▸ Aim of the exercise
Scan the entries below for the string "left" and copy every line where it turns up.

▸ Material supplied
________________________________________
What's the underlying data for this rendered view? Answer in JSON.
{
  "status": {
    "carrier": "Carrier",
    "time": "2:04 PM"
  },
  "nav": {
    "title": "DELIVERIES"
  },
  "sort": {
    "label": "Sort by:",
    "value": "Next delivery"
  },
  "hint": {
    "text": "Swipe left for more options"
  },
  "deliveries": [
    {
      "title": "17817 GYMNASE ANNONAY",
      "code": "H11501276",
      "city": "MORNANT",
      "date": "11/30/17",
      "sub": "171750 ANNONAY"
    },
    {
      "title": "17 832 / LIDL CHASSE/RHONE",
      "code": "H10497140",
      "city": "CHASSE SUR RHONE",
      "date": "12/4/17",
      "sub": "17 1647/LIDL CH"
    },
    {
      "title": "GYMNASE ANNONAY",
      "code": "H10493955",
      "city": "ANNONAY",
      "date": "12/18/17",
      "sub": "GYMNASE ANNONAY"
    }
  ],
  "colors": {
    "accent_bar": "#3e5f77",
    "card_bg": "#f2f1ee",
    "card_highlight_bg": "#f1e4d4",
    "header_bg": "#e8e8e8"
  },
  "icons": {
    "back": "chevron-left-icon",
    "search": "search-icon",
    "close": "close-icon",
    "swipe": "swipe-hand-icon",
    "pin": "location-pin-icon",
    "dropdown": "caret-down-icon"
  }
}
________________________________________
▸ Response below
    "text": "Swipe left for more options"
    "back": "chevron-left-icon",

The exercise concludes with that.